The study author, a pediatric neurologist at Baylor College of Medicine and director of the Blue Bird Circle Rett Center at Texas Children’s Hospital, spoke about the investigational Rett syndrome treatment’s potential going forward.
Daniel Glaze, MD, a pediatric neurologist at the Baylor College of Medicine, and the director at the Blue Bird Circle Rett Center at Texas Childrens Hospital
Daniel Glaze, MD
Results of a recent phase 2 evaluation of an investigational treatment for Rett syndrome, trofinetide, show that it may be capable of providing a clinical benefit at a dose of 200 mg/kg twice daily.1
The trial assessed 5 syndrome-specific efficacy measurements, and the analog derived from a growth factor IGF-1 molecule showed significant differences from placebo in 3 of them. Meaningful improvements were seen in the Rett Syndrome Behavior Questionnaire (RSBQ; P = .042), the Clinical Global Impression Scale-Improvement (CGI-I; P = .029), and the Rett Syndrome Clinician Domain Specific Concerns-Visual Analog Scale (RTT-DSC; P = .025)
To find out more information about the Neuren and Acadia Pharmaceuticals product, NeurologyLive® spoke with study author Daniel Glaze, MD, a pediatric neurologist at Baylor College of Medicine and director of the Blue Bird Circle Rett Center at Texas Children’s Hospital.
Daniel Glaze, MD: For individuals with Rett syndrome there is no cure and no Rett syndrome specific medication or treatment strategy. Treatment currently is based on symptom directed therapies—general, not Rett specific. For example, for epilepsy, we have a variety of antiepileptic drugs but not a Rett anti-seizure medication. Individuals with Rett syndrome experience numerous clinical problems including communication, behavioral, motor, gastrointestinal-nutrition and seizure related. The burden to the individual and to their family is great as the disorder is life long, impairment is severe and there is an increased risk of sudden unexpected death. There is a need for safe and efficacious treatment for this devastating disorder.
Trofinetide appears to be a very promising drug for the treatment of the core features of Rett syndrome and to address this unmet need. It is an analog of insulin-like growth factor-1 (IGF1) with similar properties to reduce neuroinflammation and support synaptic function, both critical to normal brain development and response to injury, therefore very likely to improve brain functioning in Rett syndrome. Additionally, because it can be given orally and has a good safety profile without side effects such as hypoglycemia trofinetide has further advantages as a therapy for Rett syndrome.

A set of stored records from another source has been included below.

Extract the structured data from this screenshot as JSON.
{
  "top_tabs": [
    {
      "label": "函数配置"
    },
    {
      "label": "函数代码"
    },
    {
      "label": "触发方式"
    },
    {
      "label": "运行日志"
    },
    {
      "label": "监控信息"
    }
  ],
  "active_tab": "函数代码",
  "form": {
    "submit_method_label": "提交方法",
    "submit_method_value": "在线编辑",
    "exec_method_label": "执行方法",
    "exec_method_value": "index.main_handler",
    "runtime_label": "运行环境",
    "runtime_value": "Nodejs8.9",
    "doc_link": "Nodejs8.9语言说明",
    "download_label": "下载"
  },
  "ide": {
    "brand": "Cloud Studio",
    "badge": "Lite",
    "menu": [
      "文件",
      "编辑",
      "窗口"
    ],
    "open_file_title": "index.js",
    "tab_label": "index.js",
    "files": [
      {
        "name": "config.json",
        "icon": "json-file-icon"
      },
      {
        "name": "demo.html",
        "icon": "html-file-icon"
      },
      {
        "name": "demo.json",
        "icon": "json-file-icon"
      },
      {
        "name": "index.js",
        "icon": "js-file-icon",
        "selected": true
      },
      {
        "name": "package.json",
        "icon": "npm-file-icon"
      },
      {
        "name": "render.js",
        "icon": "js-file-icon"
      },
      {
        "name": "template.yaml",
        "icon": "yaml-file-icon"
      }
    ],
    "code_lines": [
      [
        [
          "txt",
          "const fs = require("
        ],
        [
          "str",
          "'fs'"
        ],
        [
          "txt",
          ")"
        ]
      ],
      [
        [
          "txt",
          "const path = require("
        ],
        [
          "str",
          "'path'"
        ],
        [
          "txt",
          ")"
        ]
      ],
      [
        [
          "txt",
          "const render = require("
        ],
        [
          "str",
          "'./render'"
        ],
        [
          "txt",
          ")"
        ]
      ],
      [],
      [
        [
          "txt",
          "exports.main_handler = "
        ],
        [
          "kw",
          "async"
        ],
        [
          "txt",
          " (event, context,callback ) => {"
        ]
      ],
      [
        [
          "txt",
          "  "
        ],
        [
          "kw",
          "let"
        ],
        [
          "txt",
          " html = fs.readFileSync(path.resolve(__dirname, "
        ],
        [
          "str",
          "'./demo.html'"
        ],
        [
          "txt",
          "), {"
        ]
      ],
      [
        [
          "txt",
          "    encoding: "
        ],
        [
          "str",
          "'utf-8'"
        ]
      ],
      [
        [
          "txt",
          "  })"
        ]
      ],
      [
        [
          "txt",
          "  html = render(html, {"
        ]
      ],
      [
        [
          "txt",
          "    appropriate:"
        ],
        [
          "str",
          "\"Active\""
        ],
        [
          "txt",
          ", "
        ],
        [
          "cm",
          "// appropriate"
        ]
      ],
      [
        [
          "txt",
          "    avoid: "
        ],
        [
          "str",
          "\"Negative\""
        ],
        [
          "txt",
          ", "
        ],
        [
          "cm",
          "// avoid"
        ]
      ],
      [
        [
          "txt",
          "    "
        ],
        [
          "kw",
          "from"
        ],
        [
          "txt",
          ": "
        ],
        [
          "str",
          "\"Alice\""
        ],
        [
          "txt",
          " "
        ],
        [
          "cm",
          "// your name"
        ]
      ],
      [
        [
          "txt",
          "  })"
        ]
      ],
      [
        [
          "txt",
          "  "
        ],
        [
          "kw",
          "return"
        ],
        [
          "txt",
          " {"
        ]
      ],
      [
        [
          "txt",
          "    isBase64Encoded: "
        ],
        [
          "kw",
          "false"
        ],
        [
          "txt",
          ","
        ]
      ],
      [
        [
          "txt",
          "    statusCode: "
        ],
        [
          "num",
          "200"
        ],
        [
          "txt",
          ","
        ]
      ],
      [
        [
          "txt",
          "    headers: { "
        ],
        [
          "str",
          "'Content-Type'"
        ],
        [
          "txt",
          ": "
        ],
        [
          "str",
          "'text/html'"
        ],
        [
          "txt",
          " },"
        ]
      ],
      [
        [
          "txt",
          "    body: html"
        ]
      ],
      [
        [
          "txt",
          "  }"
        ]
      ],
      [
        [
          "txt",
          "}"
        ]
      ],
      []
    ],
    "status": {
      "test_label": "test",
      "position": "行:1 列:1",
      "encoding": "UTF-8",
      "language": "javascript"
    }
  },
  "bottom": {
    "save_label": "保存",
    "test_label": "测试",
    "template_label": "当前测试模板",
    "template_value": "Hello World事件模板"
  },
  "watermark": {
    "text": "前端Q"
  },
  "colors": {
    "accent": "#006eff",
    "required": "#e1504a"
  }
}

Trofinetide demonstrates safety and efficacy for core symptoms of Rett syndrome in children with Rett syndrome, and along with a previous study demonstrating similar findings in adults with this disorder support a further phase 3 (“definitive study”).
In view of our previous study in adults with Rett syndrome, it was not too surprising that safety and efficacy would be demonstrated in children with this disorder. Somewhat surprising, in a very good way, was that efficacy was demonstrated for three different instruments which in different ways looked at core features of Rett syndrome and which were complete by different sets of observers, clinicians, and caretakers during a double-blinded placebo-controlled study. For me, this strengthened the possibility that trofinetide has the potential to be an effective and safe treatment for Rett syndrome.
1. Positive Phase 2 Study Results of Trofinetide in Pediatric Rett Syndrome Published in Neurology, the Medical Journal of the American Academy of Neurology [press release]. San Diego, CA; Cincinnati, OH; Melbourne, Australia: ACADIA Pharmaceuticals Inc.; Neuren Pharmaceuticals Limited; Rettsyndrome.org; Published March 27, 2018. Accessed March 28, 2019.